Brand is defined as a marketing-related intangible asset including, but not limited to, names, terms, signs, symbols, logos, and designs, intended to identify goods, services, or entities, creating distinctive images and associations in the minds of stakeholders, thereby generating economic benefits.
Brand strength is the efficacy of a brand’s performance on intangible measures relative to its competitors. Brand Finance evaluates brand strength in a process compliant with ISO 20671, looking at Marketing Investment, Stakeholder Equity, and the impact of those on Business Performance. The data used is derived from Brand Finance’s proprietary market research programme and from publicly available sources.
Each brand is assigned a Brand Strength Index (BSI) score out of 100, which feeds into the brand value calculation. Based on the score, each brand is assigned a corresponding Brand Rating up to AAA+ in a format similar to a credit rating.

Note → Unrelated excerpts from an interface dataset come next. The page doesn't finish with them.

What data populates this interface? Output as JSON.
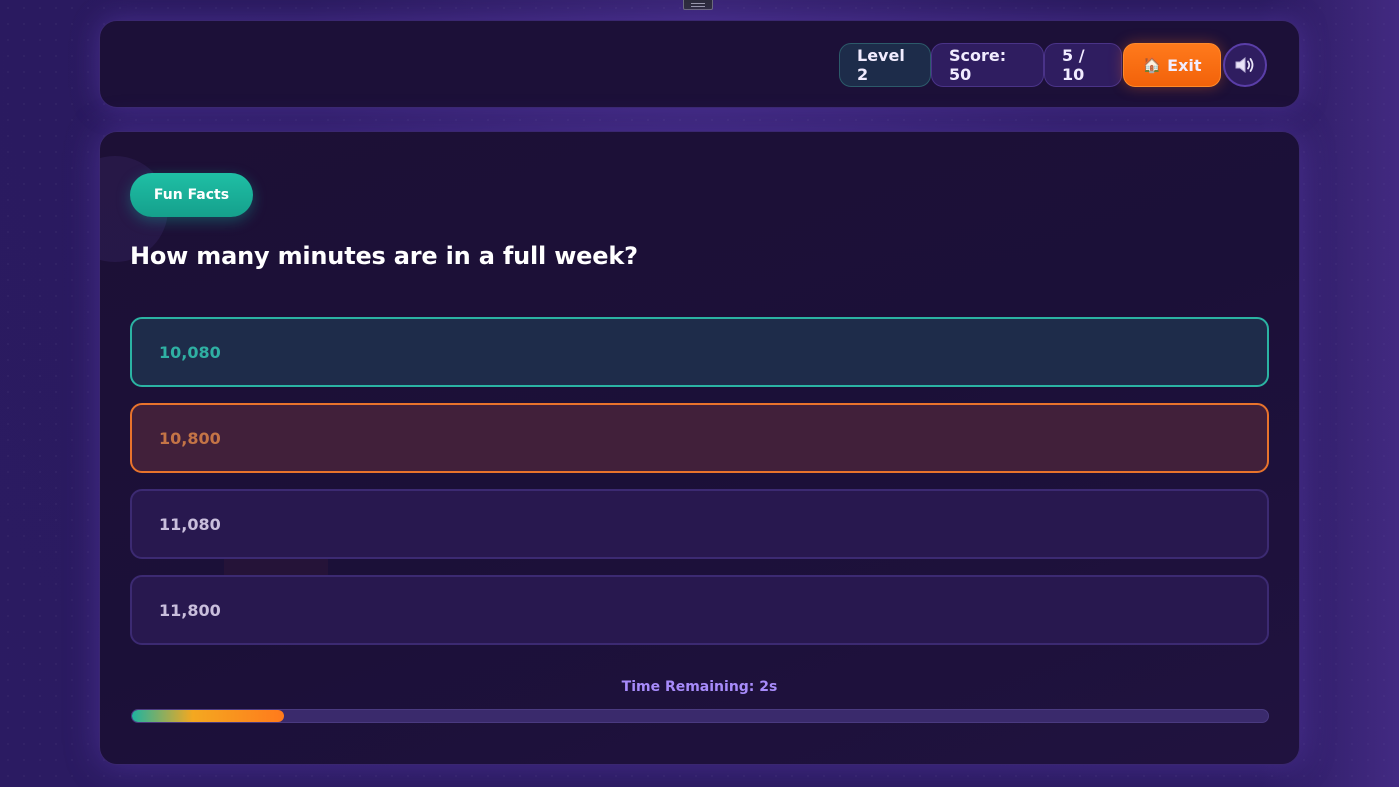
{
  "header": {
    "level_label": "Level 2",
    "score_label": "Score: 50",
    "progress_label": "5 / 10",
    "exit_label": "Exit",
    "exit_icon": "home-icon",
    "sound_icon": "speaker-icon"
  },
  "quiz": {
    "category": "Fun Facts",
    "question": "How many minutes are in a full week?",
    "answers": [
      {
        "label": "10,080",
        "state": "correct"
      },
      {
        "label": "10,800",
        "state": "wrong"
      },
      {
        "label": "11,080",
        "state": "neutral"
      },
      {
        "label": "11,800",
        "state": "neutral"
      }
    ],
    "timer_label": "Time Remaining: 2s",
    "timer_fraction": 0.134
  },
  "colors": {
    "accent_teal": "#1fb8a2",
    "accent_orange": "#ff7a1c",
    "background": "#2d1c62",
    "panel": "#1c1038",
    "timer_text": "#a78bfa"
  }
}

Brand Finance calculates the values of brands in its rankings using the Royalty Relief approach – a brand valuation method compliant with the industry standards set in ISO 10668. It involves estimating the likely future revenues that are attributable to a brand by calculating a royalty rate that would be charged for its use, to arrive at a ‘brand value’ understood as a net economic benefit that a brand owner would achieve by licensing the brand in the open market.
The steps in this process are as follows:
1 Calculate brand strength using a balanced scorecard of metrics assessing Marketing Investment, Stakeholder Equity, and Business Performance. Brand strength is expressed as a Brand Strength Index (BSI) score on a scale of 0 to 100.
2 Determine royalty range for each industry, reflecting the importance of brand to purchasing decisions. In luxury, the maximum percentage is high, while in extractive industry, where goods are often commoditised, it is lower. This is done by reviewing comparable licensing agreements sourced from Brand Finance’s extensive database.
3 Calculate royalty rate. The BSI score is applied to the royalty range to arrive at a royalty rate. For example, if the royalty range in a sector is 0-5% and a brand has a BSI score of 80 out of 100, then an appropriate royalty rate for the use of this brand in the given sector will be 4%.
4 Determine brand-specific revenues by estimating a proportion of parent company revenues attributable to a brand.
5 Determine forecast revenues using a function of historic revenues, equity analyst forecasts, and economic growth rates.
6 Apply the royalty rate to the forecast revenues to derive brand revenues.
7 Discount post-tax brand revenues to a net present value which equals the brand value.
Brand Finance has produced this study with an independent and unbiased analysis. The values derived and opinions presented in this study are based on publicly available information and certain assumptions that Brand Finance used where such data was deficient or unclear. Brand Finance accepts no responsibility and will not be liable in the event that the publicly available information relied upon is subsequently found to be inaccurate. The opinions and financial analysis expressed in the study are not to be construed as providing investment or business advice. Brand Finance does not intend the study to be relied upon for any reason and excludes all liability to any body, government, or organisation.
The data presented in this study form part of Brand Finance's proprietary database, are provided for the benefit of the media, and are not to be used in part or in full for any commercial or technical purpose without written permission from Brand Finance.